‘Eat Out To Help Out’:
14% rise in UK restaurant transactions according to fintech data
Chancellor Rishi Sunak’s ‘Eat Out To Help Out’ scheme prompted a 14% increase in restaurant transactions during its first week, according to fintech firm Yolt. Robert Scammell reports on the matter.
The government scheme in the UK gives consumers a 50% discount on food and non-alcoholic drinks at participating eateries from Monday to Wednesday.
It is designed to provide a boost to the hospitality sector, one of the hardest hit by the pandemic’s stay-at-home orders.
Restaurant owners have reported surges in bookings since Eat Out To Help Out started on the 3 August.
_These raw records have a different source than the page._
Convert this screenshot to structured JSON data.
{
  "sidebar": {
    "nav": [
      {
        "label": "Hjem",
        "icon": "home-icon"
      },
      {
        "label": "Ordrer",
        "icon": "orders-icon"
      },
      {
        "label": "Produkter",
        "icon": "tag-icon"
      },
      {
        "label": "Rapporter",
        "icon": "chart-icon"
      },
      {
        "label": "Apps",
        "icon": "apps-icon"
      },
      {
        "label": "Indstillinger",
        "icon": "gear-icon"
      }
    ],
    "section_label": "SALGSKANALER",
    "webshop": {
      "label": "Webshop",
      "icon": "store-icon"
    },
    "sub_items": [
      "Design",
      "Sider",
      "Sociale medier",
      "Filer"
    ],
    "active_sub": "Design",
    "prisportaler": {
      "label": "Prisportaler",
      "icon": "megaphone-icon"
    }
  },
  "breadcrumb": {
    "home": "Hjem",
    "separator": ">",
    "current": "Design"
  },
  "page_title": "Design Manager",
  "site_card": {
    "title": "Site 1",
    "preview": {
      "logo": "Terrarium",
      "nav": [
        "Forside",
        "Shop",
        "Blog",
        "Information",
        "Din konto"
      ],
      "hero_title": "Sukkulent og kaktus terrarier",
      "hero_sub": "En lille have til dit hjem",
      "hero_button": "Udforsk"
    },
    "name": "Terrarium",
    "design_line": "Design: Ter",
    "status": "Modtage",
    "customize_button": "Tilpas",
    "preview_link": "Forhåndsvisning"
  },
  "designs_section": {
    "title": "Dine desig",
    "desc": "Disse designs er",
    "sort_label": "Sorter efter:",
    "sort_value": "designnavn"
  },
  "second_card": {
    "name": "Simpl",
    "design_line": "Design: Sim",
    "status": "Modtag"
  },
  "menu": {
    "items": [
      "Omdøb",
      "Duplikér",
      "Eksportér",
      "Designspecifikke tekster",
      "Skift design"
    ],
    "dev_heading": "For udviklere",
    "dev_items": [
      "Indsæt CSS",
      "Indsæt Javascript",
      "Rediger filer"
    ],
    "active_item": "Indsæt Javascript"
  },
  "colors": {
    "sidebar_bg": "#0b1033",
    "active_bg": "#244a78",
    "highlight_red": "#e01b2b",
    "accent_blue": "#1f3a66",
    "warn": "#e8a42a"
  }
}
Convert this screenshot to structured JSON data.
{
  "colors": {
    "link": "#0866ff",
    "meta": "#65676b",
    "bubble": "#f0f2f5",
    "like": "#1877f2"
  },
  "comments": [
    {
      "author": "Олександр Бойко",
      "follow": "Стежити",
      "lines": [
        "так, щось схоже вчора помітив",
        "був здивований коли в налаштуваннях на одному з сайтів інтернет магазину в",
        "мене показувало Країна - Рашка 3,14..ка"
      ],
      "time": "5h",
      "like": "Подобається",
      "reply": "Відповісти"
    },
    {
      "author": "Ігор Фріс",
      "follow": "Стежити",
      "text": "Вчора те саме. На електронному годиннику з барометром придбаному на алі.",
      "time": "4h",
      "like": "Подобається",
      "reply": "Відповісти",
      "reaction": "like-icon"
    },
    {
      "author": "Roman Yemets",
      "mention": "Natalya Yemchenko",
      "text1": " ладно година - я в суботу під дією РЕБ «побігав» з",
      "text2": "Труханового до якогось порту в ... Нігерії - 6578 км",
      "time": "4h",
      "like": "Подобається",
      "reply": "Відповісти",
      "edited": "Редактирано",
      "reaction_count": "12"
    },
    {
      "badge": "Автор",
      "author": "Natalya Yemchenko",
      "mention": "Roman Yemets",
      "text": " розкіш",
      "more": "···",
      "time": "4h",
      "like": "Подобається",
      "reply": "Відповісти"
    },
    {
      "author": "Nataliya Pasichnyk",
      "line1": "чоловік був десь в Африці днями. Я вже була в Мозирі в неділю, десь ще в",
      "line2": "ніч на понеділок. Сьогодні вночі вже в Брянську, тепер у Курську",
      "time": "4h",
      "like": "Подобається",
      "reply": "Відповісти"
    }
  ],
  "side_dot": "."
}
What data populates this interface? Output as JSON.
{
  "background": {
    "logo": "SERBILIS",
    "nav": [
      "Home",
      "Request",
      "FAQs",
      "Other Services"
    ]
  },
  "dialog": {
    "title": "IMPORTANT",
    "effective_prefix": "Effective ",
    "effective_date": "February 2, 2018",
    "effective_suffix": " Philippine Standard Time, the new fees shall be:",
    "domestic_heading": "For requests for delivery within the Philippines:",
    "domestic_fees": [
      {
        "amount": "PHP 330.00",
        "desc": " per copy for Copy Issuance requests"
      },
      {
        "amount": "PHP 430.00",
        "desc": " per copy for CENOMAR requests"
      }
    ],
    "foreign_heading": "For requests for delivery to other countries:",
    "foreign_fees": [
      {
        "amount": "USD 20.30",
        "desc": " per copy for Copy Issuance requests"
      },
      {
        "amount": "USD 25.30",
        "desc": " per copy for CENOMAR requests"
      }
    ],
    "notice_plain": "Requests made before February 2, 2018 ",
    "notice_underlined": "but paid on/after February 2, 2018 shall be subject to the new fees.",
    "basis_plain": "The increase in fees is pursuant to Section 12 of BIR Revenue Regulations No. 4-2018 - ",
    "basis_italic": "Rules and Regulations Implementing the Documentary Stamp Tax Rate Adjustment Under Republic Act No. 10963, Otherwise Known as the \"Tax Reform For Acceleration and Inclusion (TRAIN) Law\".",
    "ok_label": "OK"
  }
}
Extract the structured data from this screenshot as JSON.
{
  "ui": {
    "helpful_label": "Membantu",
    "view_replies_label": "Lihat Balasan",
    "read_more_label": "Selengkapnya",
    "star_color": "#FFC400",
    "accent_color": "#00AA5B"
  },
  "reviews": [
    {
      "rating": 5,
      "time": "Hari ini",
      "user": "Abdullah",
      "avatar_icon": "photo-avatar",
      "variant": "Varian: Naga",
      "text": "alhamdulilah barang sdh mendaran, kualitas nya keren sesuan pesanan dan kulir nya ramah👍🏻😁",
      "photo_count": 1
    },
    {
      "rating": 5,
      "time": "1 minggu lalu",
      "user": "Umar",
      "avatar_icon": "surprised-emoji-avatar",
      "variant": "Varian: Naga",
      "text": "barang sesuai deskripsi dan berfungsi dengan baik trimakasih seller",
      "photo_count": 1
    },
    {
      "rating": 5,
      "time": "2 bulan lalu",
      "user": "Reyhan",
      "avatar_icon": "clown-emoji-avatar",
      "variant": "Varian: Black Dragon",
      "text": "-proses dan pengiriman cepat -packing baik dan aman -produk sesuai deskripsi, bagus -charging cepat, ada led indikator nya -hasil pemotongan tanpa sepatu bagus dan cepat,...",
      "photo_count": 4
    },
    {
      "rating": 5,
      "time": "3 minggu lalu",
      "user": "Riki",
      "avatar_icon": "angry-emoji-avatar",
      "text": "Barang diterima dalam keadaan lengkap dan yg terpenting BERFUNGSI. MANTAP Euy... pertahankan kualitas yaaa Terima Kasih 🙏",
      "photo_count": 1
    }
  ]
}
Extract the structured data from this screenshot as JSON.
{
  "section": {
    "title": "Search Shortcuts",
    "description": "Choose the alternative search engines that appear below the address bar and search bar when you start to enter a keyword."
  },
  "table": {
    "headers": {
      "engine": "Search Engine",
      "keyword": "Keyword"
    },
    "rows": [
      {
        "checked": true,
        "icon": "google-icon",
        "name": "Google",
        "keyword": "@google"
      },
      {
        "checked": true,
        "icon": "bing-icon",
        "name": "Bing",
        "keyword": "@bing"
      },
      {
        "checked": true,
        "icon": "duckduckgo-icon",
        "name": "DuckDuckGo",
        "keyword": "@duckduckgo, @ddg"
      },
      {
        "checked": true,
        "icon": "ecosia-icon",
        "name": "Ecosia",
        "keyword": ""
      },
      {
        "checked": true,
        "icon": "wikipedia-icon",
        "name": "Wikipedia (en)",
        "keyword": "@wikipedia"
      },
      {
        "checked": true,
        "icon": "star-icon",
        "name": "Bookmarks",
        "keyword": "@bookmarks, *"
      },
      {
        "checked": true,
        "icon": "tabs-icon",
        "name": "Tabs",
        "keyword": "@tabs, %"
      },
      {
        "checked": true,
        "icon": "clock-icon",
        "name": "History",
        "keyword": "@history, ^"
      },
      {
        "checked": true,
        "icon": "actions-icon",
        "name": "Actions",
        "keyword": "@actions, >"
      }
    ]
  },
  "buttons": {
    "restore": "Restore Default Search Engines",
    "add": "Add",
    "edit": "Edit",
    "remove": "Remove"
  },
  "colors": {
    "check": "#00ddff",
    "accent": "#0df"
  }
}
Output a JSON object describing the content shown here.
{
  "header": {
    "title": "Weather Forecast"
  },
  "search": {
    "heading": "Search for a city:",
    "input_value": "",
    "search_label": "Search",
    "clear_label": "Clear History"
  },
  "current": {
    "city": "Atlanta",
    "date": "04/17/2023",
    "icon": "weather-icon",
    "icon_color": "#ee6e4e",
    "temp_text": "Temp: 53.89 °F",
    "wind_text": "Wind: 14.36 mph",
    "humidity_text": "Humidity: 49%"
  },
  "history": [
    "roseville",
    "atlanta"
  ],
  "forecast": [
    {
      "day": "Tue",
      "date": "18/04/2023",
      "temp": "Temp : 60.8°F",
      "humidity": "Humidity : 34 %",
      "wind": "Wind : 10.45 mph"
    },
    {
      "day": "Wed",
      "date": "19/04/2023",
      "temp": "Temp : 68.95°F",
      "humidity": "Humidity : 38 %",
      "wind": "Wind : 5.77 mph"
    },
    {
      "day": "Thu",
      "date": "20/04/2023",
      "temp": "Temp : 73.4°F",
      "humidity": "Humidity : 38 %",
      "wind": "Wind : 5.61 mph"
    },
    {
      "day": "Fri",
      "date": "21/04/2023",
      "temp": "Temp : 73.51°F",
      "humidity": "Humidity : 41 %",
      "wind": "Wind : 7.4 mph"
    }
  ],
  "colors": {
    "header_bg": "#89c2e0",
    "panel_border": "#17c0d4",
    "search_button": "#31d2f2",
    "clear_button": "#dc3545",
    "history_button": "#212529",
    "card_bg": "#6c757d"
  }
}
Will Beckett, co-founder of steakhouse chain Hawksmoor, told the BBC that six of his restaurants had received a combined 15,000 booking throughout August.
Hospitality bounces back
Data from restaurant booking website OpenTable shows a similar trend as Yolt, with reservations up 10% on 3 August, compared with the same day in 2019.
However, the 14% increase measured by Yolt was dwarfed by the previous month of July, when the government first lifted lockdown measures for bars and restaurants. Compared with April – the height of the pandemic – restaurant transactions were up by 127% in July.
Stay-at-home restrictions have seen many consumers grow their savings during lockdown. Yolt, which leverages open banking for its money management app, observed a 10% increase in the number of savings contributions in July compared to June. Compared with pre-lockdown in February, Yolt users are saving 36% more regularly.
“It is great to see people taking advantage of the ‘Eat Out To Help Out’ scheme and taking the right steps towards smart spending,” says Pauline van Brakel, chief product officer at Yolt.
“It is also encouraging to see that even with the temptation to spend more now, people are still remaining consistent with their efforts to save and they are seemingly trying to continue that habit going forward, particularly as we face economic uncertainty in light of Covid-19.
“We want to empower users to be smart with their money, to help them find a new way of balancing spending and saving, and to turn their good financial intentions into action in the most effortless way possible.”
He added that Yolt was testing a “new iteration” of its app to “do just that”.